Half of the interior space is taken up by toiletries – sunblock, moisturizer, potions and creams that are also sunblock. The only soap I am not allergic to, nail clippers, assorted prophylactic and first aid solutions in case of emergency (you would not believe how often friends and even strangers inquire if they can “borrow” a Band-aid). When fully packed, the bag still has room for the additional detritus I collect; mostly that takes the form of stocking up on sunblock I cannot buy in Cambridge.
The runoff and the laptop go in an ugly briefcase that slips over the handle of the first case, saving my neck and back the pain of carrying it around the airport for hours. If circumstances (like, say, haggling a dealer down on the price of antique Russian marionettes that my son obviously had to have for Christmas) forced me to carry extra things home, I could buy a duffel to check as my only allowed piece of luggage. Each time I set off on a new trip I felt smugly satisfied that I had developed such a smart and compact approach to travel.

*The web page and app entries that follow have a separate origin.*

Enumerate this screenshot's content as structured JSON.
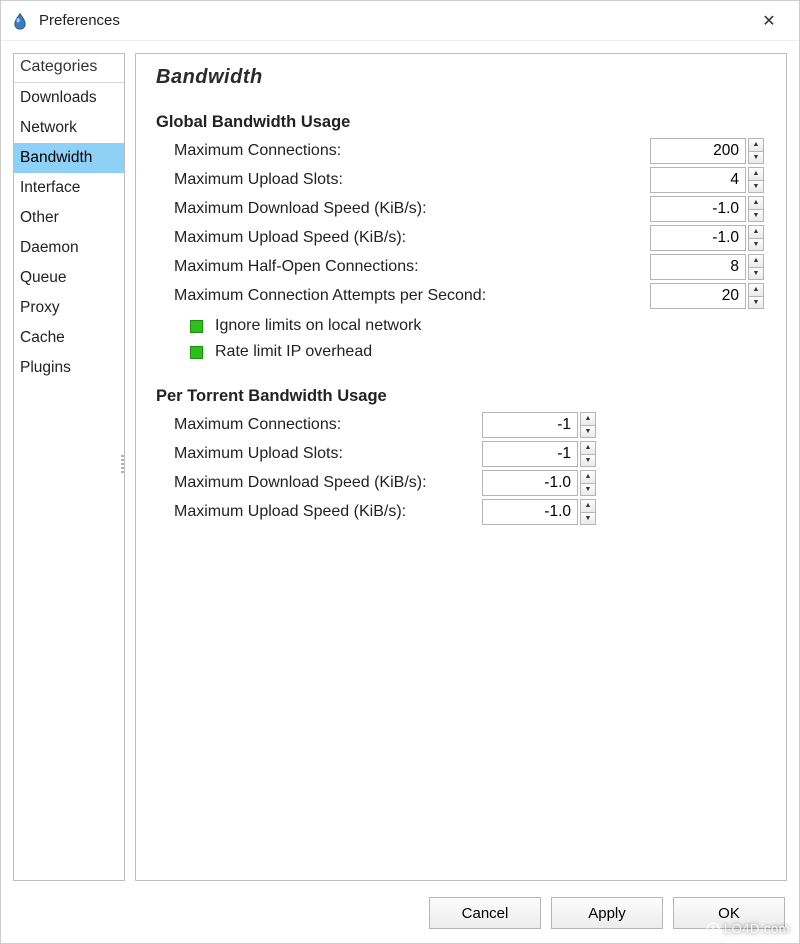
{
  "window": {
    "title": "Preferences"
  },
  "sidebar": {
    "header": "Categories",
    "items": [
      {
        "label": "Downloads",
        "selected": false
      },
      {
        "label": "Network",
        "selected": false
      },
      {
        "label": "Bandwidth",
        "selected": true
      },
      {
        "label": "Interface",
        "selected": false
      },
      {
        "label": "Other",
        "selected": false
      },
      {
        "label": "Daemon",
        "selected": false
      },
      {
        "label": "Queue",
        "selected": false
      },
      {
        "label": "Proxy",
        "selected": false
      },
      {
        "label": "Cache",
        "selected": false
      },
      {
        "label": "Plugins",
        "selected": false
      }
    ]
  },
  "page": {
    "title": "Bandwidth",
    "global": {
      "heading": "Global Bandwidth Usage",
      "fields": {
        "max_connections": {
          "label": "Maximum Connections:",
          "value": "200"
        },
        "max_upload_slots": {
          "label": "Maximum Upload Slots:",
          "value": "4"
        },
        "max_download_speed": {
          "label": "Maximum Download Speed (KiB/s):",
          "value": "-1.0"
        },
        "max_upload_speed": {
          "label": "Maximum Upload Speed (KiB/s):",
          "value": "-1.0"
        },
        "max_half_open": {
          "label": "Maximum Half-Open Connections:",
          "value": "8"
        },
        "max_conn_attempts_sec": {
          "label": "Maximum Connection Attempts per Second:",
          "value": "20"
        }
      },
      "checks": {
        "ignore_local": {
          "label": "Ignore limits on local network",
          "checked": true
        },
        "rate_ip": {
          "label": "Rate limit IP overhead",
          "checked": true
        }
      }
    },
    "per_torrent": {
      "heading": "Per Torrent Bandwidth Usage",
      "fields": {
        "max_connections": {
          "label": "Maximum Connections:",
          "value": "-1"
        },
        "max_upload_slots": {
          "label": "Maximum Upload Slots:",
          "value": "-1"
        },
        "max_download_speed": {
          "label": "Maximum Download Speed (KiB/s):",
          "value": "-1.0"
        },
        "max_upload_speed": {
          "label": "Maximum Upload Speed (KiB/s):",
          "value": "-1.0"
        }
      }
    }
  },
  "buttons": {
    "cancel": "Cancel",
    "apply": "Apply",
    "ok": "OK"
  },
  "watermark": "LO4D.com"
}
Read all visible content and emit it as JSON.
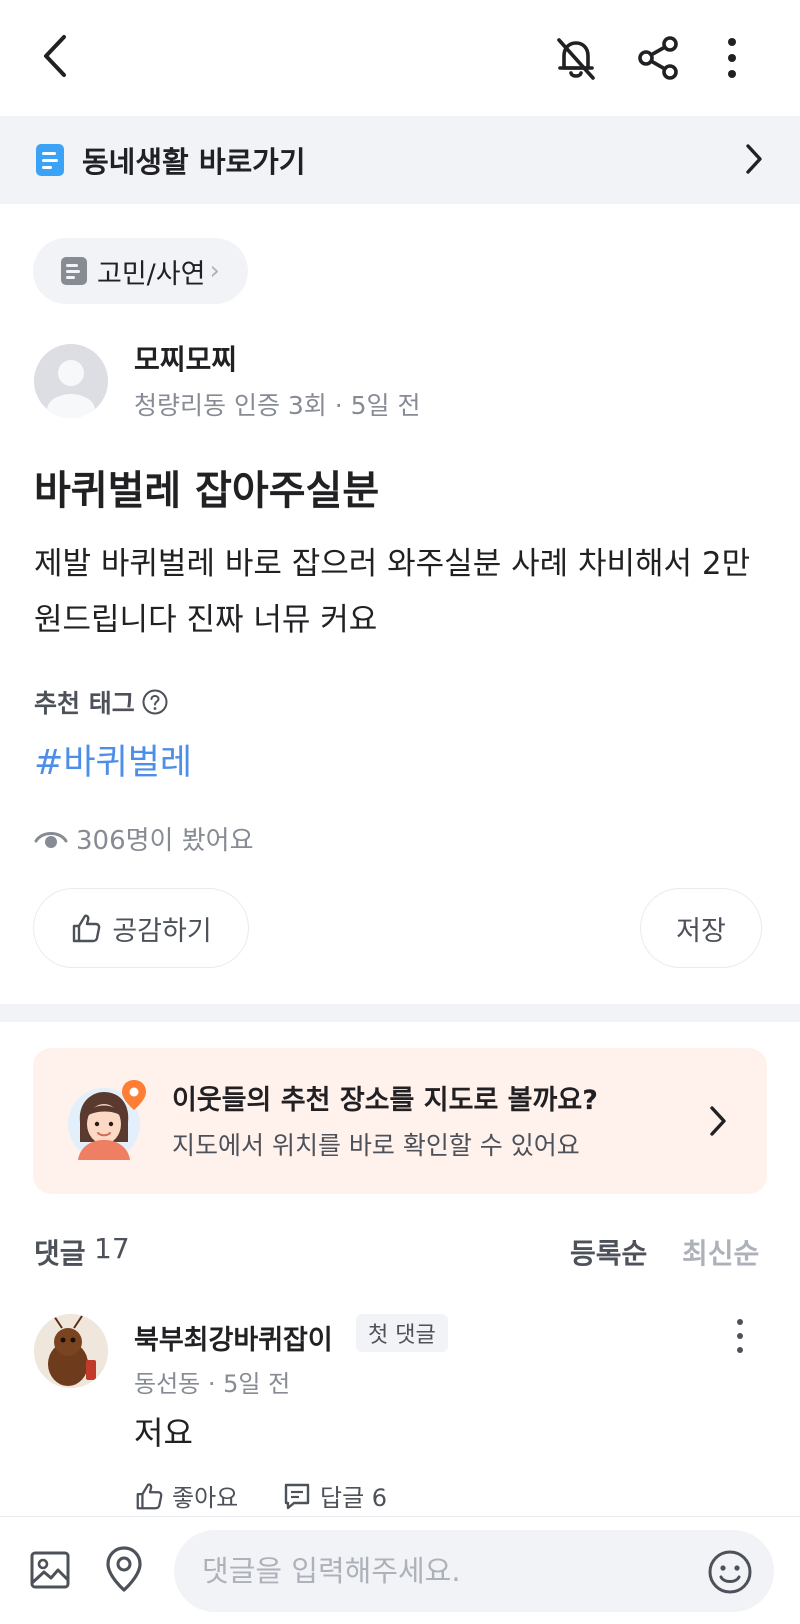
{
  "header": {
    "back_icon": "chevron-left-icon",
    "bell_icon": "bell-off-icon",
    "share_icon": "share-icon",
    "more_icon": "more-vertical-icon"
  },
  "banner": {
    "label": "동네생활 바로가기",
    "icon": "document-icon",
    "accent": "#3ba3f7"
  },
  "category": {
    "label": "고민/사연",
    "chevron": "›"
  },
  "author": {
    "name": "모찌모찌",
    "meta": "청량리동 인증 3회 · 5일 전"
  },
  "post": {
    "title": "바퀴벌레 잡아주실분",
    "body": "제발 바퀴벌레 바로 잡으러 와주실분 사례 차비해서 2만원드립니다 진짜 너뮤 커요"
  },
  "tags": {
    "heading": "추천 태그",
    "help_icon": "question-circle-icon",
    "items": [
      "#바퀴벌레"
    ],
    "color": "#4d8fe8"
  },
  "views": {
    "text": "306명이 봤어요",
    "icon": "eye-icon"
  },
  "actions": {
    "like_label": "공감하기",
    "like_icon": "thumbs-up-icon",
    "save_label": "저장"
  },
  "promo": {
    "title": "이웃들의 추천 장소를 지도로 볼까요?",
    "subtitle": "지도에서 위치를 바로 확인할 수 있어요",
    "bg": "#fff1ec",
    "pin_color": "#ff7e36"
  },
  "comments": {
    "label": "댓글",
    "count": "17",
    "sort_registered": "등록순",
    "sort_newest": "최신순",
    "items": [
      {
        "name": "북부최강바퀴잡이",
        "badge": "첫 댓글",
        "meta": "동선동 · 5일 전",
        "text": "저요",
        "like_label": "좋아요",
        "reply_label": "답글 6"
      }
    ]
  },
  "composer": {
    "placeholder": "댓글을 입력해주세요.",
    "image_icon": "image-icon",
    "location_icon": "location-pin-icon",
    "emoji_icon": "smiley-icon"
  }
}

As I have discovered in the past, it is never wise to be smug. The new security restrictions came along and destroyed my system.
Checking the bag with the toiletries takes away my wheeled system and leaves my sensitive spinal column at risk. Even though BA changed the allowance to two checked bags, my poor twitchy brain cannot cope with the possibility of additional rule switches.
Obviously, I need a new bag to check, so I can use the carry-on as a briefcase and retain the duffel option. And since I spent an exhaustive week or so stalking luggage sites I figured I might as well try to find a not ugly briefcase for daily use.
The most significant complication in this scheme is the fact that there are no stores in Cambridge that sell my preferred suitcase, and I am not willing to pay what they charge in London. Instead, I ordered a suitcase to be delivered to my parent’s house, saving myself a huge amount of money.
This means that I am once again setting off on a long trip with all of my possessions in plastic bags; though this time I reckon I will use one from Selfridges rather than Sainsburys.